During the first two or three years of the trees' lives in a plantation they will need cleanings (keeping weeds low so that they do not overtake the seedlings and young trees) and scalpings (creating a small circle around the seedling free of all other growth to avoid competition). The cleanings are done by machete, but the two or three scalpings a seedling may need are usually done with Roundup (a low‑impact, non‑residual herbicide that affects only the non‑woody plants where it is directly applied), which is extremely cost-effective.
The plantation trees are generally spaced three or four meters apart from each other, depending on the species. This close spacing is used to provoke competition for light between the young trees which makes them grow straighter and gives their trunks good form. Straight trunks are essential for producing merchantable timber. When the trees reach a point in their growth where they are invading each other's space and are blocking too much of each other's light (and this competition causes a loss in their growth rate as a result), they are thinned.
A thinning consists of removing a certain percentage of the trees of a certain stand (one of the blocks of the plantation). This opens it up and decreases competition between them, therefore maintaining optimal growth rates while also maintaining sufficient competition to produce good form. The thinning is also a tool for culling out the trees that have poor form or growth, injuries, or are unhealthy. Most stands are thinned several times during their life. The first thinning is the heaviest one (generally 40 percent ‑ 50 percent of the stand) and takes place early on, when the trees are still fairly young. This thinning usually does not produce an income since the trees are too small to be sawed into lumber or used as posts. Later thinnings are lighter and occur as needed, whenever the trees of the stands begin to compete too much with each other and their growth begins to suffer. These later thinnings, being of trees of greater size, do produce income for the corporation.
Some tree species also need pruning in order to produce high quality wood. Forks in the trunk and excess branches of these species need to be removed so that the tree has good form and the wood does not contain dead knots, something that significantly lowers the value of lumber. This is usually done within the first six years of the trees’ life.
When a stand reaches the end of its rotation, it is time for the final harvest of the remaining trees. By this time there are 200 to 300 mature trees left per hectare. All of these trees are harvested, hauled to an on‑site (on plantation land) sawmill and made into lumber which is later sold. (It is, at this time, projected that an on‑site sawmill(s) will be used. If a more efficient option should appear it will be utilized.)

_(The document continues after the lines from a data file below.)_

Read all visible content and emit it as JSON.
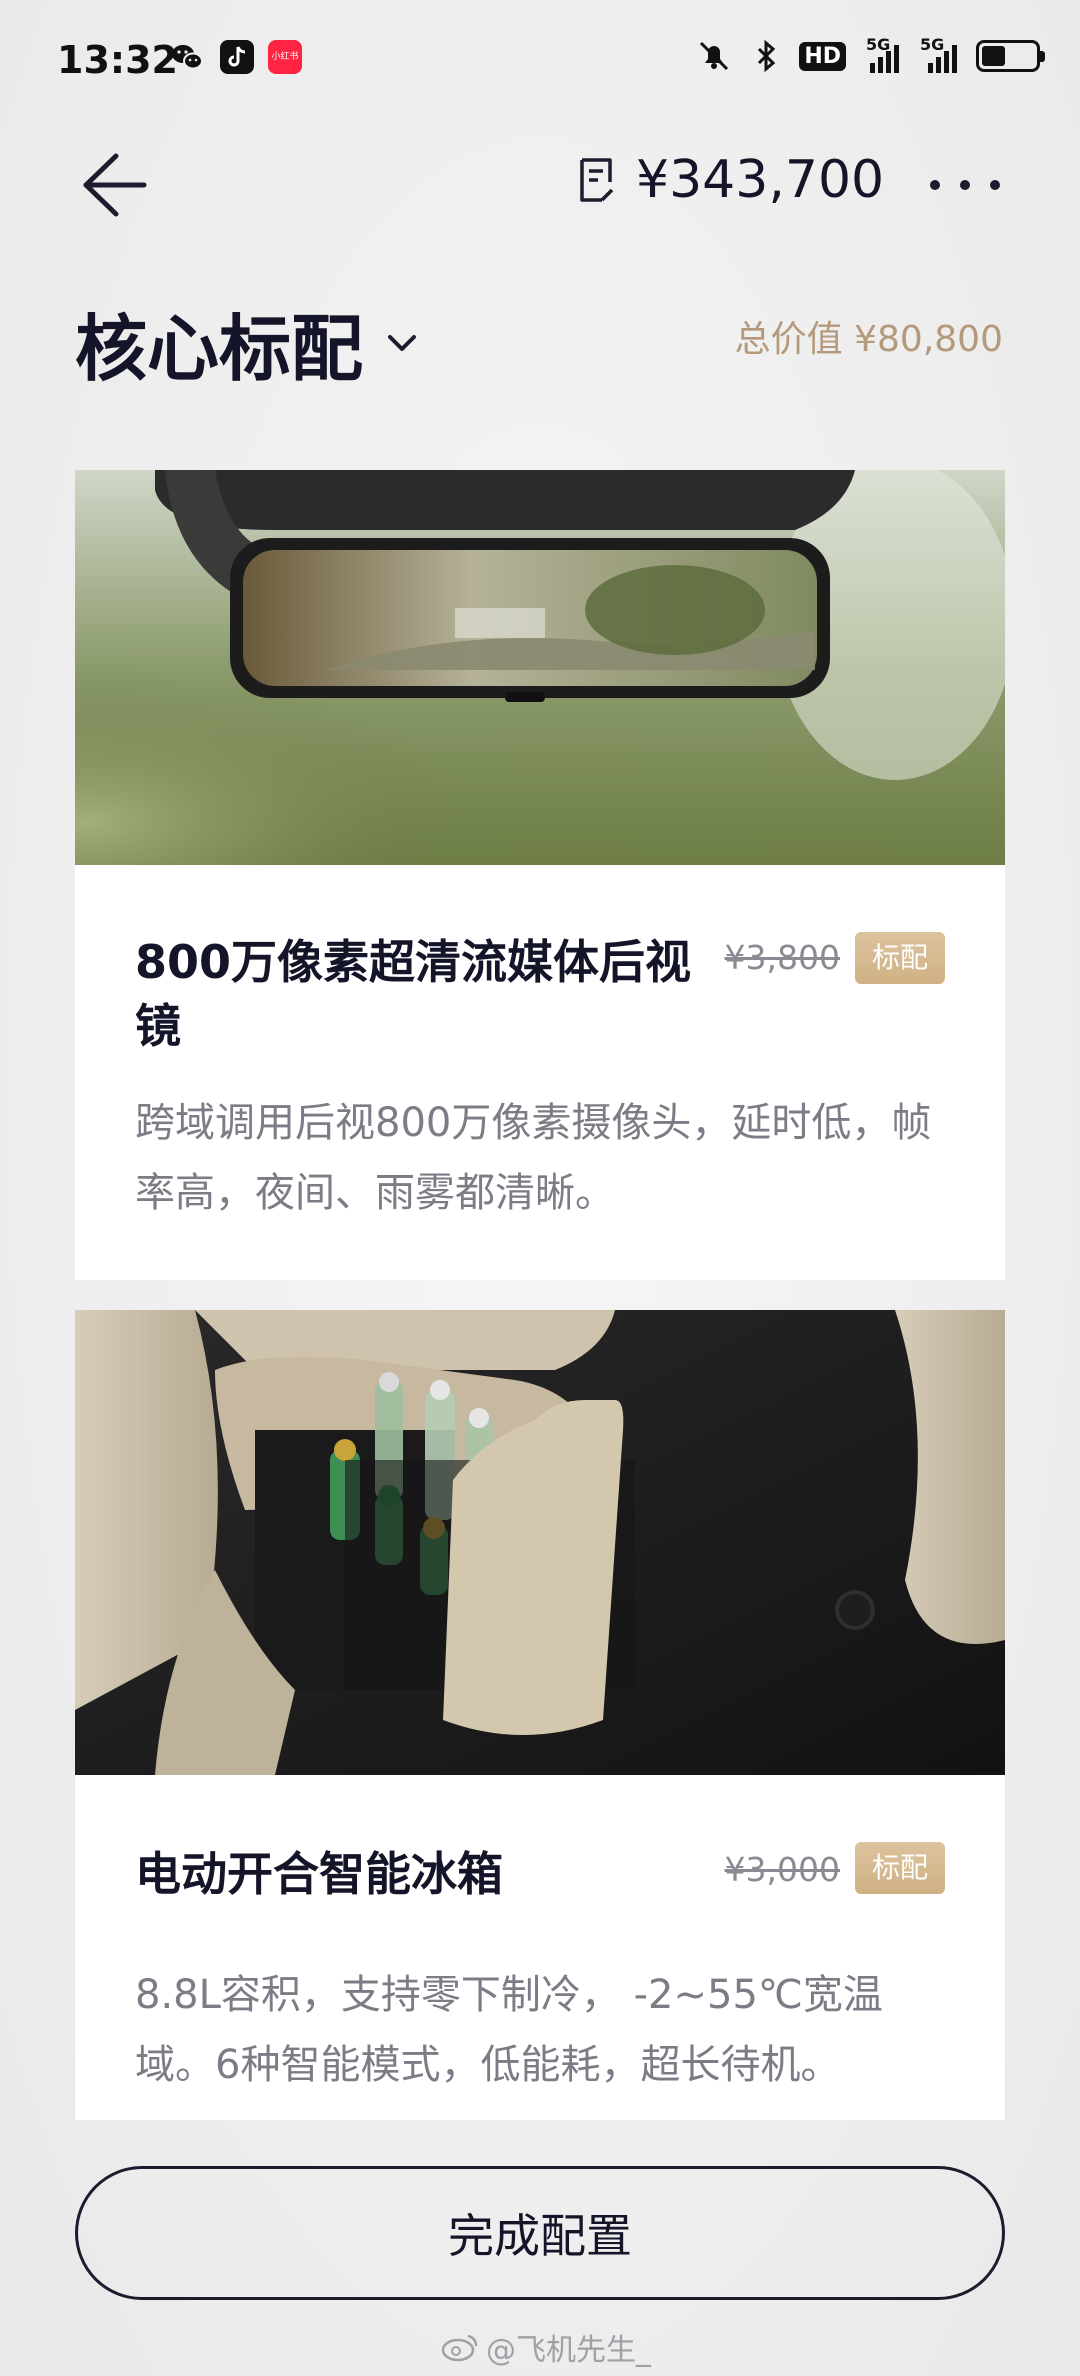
{
  "status_bar": {
    "time": "13:32",
    "apps": [
      "wechat-icon",
      "tiktok-icon",
      "xiaohongshu-icon"
    ],
    "xhs_label": "小红书",
    "hd_label": "HD",
    "network_1": "5G",
    "network_2": "5G",
    "battery_level": 0.45
  },
  "header": {
    "total_price": "¥343,700"
  },
  "section": {
    "title": "核心标配",
    "total_value": "总价值 ¥80,800"
  },
  "cards": [
    {
      "title": "800万像素超清流媒体后视镜",
      "old_price": "¥3,800",
      "badge": "标配",
      "description": "跨域调用后视800万像素摄像头，延时低，帧率高，夜间、雨雾都清晰。"
    },
    {
      "title": "电动开合智能冰箱",
      "old_price": "¥3,000",
      "badge": "标配",
      "description": "8.8L容积，支持零下制冷， -2~55℃宽温域。6种智能模式，低能耗，超长待机。"
    }
  ],
  "footer": {
    "finish_label": "完成配置",
    "watermark": "@飞机先生_"
  },
  "colors": {
    "accent_gold": "#cfb184",
    "total_value_text": "#b49a7b",
    "primary_text": "#15152a"
  }
}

In all of the thinning and harvesting operations care is taken to minimize environmental impact. No heavy machinery is used in order to prevent damage to the trees and land. Trees are felled with care and hauled away by oxen. Oxen can extract an impressive amount of logs from a plantation in a day with very little disturbance to the land.